**WHAT TO PRODUCE**
What lines in the listing below hold the string "great"? Please copy them out.
#### RECORDS SUPPLIED ####
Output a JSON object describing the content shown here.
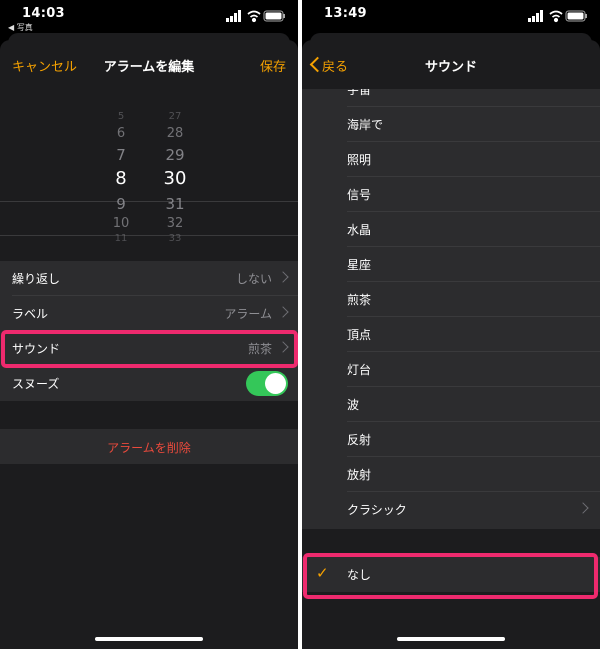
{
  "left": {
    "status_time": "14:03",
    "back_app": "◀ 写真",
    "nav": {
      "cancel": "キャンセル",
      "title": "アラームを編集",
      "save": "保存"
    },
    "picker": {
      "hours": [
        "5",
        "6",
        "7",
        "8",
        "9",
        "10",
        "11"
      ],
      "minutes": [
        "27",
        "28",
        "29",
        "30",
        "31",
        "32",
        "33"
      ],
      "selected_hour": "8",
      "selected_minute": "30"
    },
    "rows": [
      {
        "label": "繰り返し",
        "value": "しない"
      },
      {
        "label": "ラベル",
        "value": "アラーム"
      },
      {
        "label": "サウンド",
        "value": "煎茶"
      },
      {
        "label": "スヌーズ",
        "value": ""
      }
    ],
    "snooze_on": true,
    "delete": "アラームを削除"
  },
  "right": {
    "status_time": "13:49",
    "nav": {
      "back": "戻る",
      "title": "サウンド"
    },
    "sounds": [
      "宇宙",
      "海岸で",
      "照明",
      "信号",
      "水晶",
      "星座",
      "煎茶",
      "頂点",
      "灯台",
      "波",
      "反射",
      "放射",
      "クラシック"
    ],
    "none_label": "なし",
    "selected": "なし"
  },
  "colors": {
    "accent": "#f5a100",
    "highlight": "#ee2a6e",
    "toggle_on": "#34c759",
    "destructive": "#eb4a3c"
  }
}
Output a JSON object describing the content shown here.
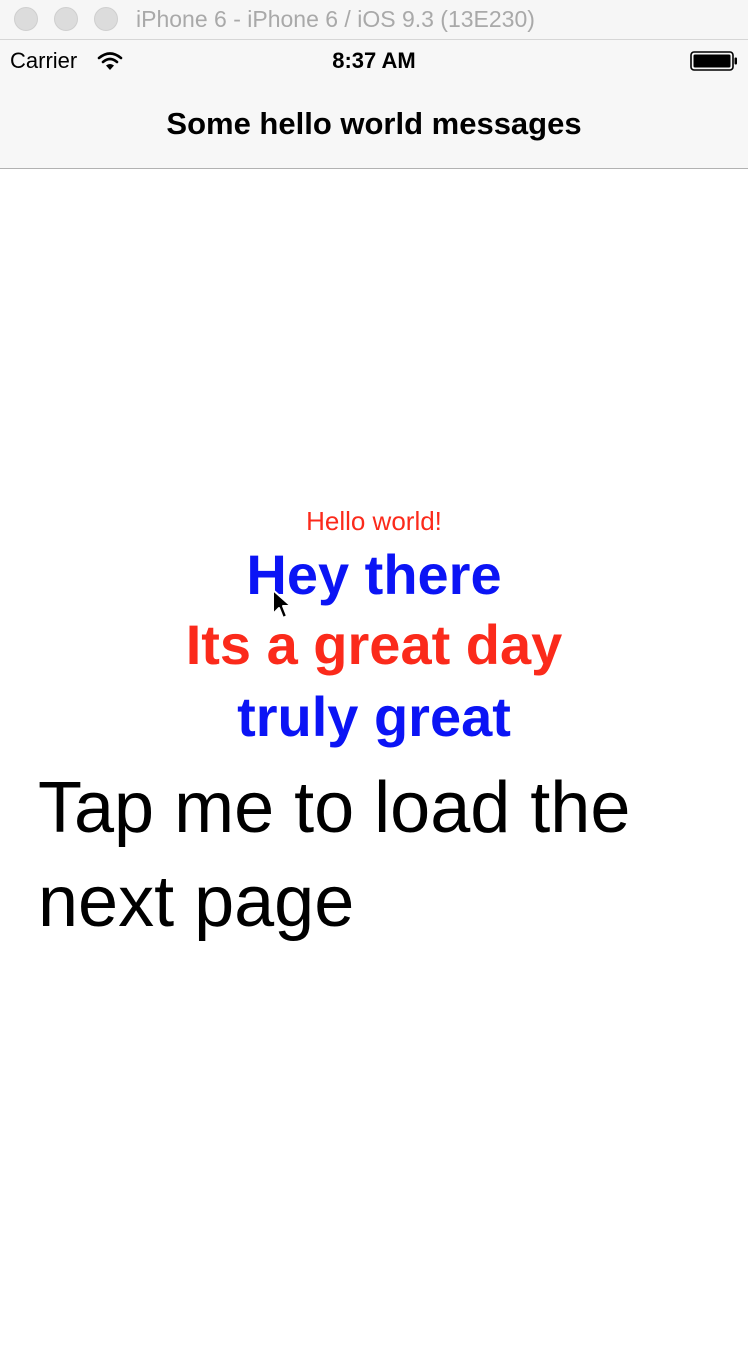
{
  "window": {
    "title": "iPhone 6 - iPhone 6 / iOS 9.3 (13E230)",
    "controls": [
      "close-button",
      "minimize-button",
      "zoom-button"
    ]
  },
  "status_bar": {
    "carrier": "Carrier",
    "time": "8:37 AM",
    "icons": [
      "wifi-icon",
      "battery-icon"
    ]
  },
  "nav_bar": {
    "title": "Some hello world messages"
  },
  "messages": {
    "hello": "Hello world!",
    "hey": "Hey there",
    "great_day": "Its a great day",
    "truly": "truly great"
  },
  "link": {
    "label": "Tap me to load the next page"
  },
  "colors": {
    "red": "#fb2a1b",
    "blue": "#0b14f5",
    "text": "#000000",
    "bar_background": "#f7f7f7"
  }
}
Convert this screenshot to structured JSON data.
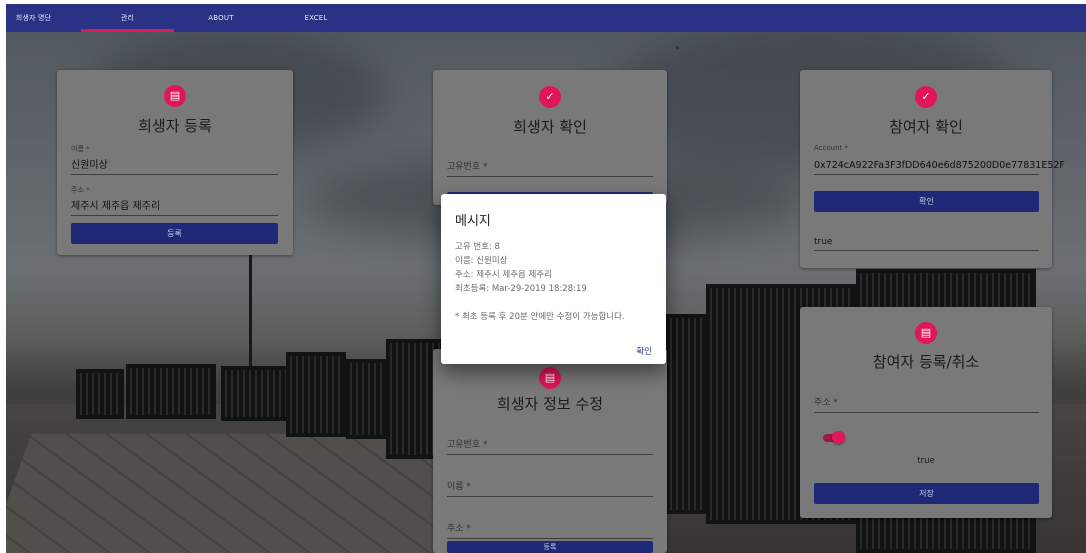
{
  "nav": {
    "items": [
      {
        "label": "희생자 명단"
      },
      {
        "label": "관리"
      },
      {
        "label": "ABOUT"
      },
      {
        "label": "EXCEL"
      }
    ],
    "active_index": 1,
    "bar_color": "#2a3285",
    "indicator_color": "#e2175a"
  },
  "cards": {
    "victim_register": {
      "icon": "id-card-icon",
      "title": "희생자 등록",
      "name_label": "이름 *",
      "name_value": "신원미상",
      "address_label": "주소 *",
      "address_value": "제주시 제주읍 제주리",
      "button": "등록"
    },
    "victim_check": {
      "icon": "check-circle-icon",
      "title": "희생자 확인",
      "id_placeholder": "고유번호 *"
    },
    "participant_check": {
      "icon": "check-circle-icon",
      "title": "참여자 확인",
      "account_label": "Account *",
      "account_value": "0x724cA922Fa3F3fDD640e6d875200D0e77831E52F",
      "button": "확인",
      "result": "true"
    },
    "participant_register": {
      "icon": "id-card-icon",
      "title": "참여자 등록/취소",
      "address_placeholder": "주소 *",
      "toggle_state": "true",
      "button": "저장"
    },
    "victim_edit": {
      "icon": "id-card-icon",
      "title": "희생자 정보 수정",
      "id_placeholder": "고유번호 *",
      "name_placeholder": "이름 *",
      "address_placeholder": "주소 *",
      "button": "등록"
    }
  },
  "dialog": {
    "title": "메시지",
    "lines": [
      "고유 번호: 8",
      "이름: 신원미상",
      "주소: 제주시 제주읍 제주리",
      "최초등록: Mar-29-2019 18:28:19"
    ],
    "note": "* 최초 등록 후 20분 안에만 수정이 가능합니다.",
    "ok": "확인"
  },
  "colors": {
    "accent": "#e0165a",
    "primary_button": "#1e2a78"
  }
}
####
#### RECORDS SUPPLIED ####
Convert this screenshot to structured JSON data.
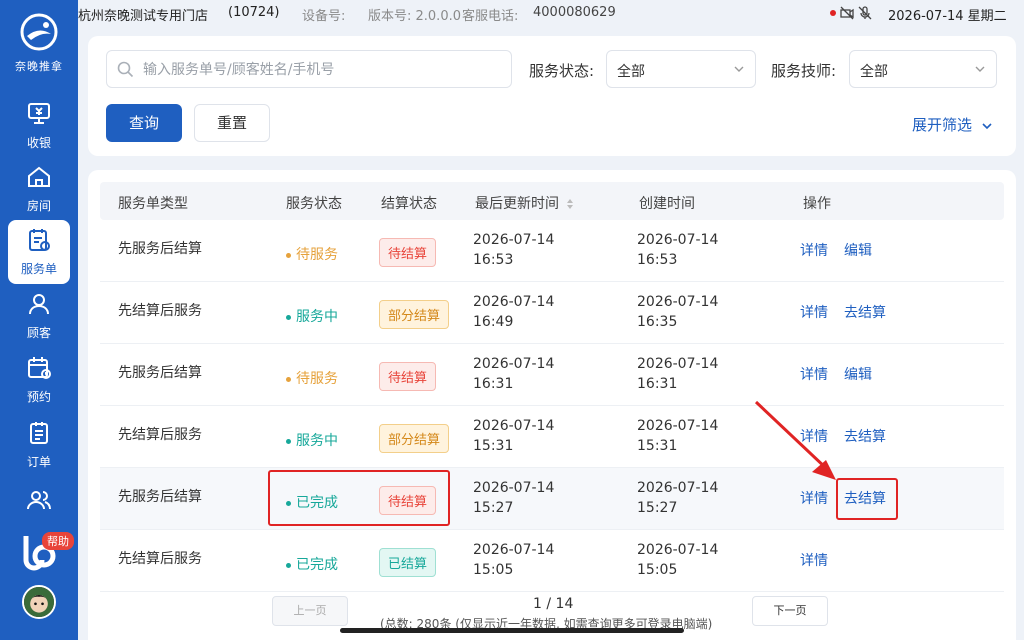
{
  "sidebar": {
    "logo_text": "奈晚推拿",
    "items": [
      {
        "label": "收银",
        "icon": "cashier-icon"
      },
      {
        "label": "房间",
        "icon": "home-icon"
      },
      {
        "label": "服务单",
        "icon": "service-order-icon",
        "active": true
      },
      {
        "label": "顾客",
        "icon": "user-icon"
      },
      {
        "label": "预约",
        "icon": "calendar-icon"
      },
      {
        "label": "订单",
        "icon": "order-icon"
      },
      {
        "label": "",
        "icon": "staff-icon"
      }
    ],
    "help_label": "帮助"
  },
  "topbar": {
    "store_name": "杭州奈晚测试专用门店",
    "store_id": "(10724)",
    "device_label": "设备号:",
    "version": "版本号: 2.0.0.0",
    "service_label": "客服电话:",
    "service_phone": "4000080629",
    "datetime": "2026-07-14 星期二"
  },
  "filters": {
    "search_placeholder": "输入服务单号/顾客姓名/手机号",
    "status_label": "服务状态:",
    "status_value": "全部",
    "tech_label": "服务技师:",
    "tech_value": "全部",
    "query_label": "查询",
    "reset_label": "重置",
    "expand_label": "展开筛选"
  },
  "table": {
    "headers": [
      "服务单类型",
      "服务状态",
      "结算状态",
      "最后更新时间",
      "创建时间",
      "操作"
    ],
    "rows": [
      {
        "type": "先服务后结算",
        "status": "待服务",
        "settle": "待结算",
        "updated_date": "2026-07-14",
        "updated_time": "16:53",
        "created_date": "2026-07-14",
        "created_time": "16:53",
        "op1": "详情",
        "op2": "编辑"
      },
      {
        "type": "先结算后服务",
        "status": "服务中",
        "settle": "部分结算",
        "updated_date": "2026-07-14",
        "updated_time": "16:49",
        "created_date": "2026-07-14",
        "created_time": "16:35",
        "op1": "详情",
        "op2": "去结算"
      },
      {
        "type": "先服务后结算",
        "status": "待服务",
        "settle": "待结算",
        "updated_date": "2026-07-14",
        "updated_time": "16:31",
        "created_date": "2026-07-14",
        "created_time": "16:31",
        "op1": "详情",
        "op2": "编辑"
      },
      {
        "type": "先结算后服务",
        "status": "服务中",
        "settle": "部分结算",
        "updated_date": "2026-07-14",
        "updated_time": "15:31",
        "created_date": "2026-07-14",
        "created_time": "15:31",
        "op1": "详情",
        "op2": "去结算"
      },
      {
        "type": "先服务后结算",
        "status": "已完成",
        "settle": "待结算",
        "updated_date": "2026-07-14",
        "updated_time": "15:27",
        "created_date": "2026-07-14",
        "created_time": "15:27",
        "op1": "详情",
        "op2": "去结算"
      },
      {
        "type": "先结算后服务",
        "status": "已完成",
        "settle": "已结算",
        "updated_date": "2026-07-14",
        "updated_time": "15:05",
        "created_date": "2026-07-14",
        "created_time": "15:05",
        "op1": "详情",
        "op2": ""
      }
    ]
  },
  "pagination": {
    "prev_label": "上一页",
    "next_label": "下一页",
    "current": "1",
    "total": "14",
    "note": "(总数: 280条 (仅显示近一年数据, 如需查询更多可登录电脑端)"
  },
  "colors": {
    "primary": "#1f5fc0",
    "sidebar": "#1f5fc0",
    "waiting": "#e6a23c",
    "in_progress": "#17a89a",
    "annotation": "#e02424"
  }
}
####
**ANSWER TO THIS TASK**
    "great_day": "Its a great day",
    "truly": "truly great"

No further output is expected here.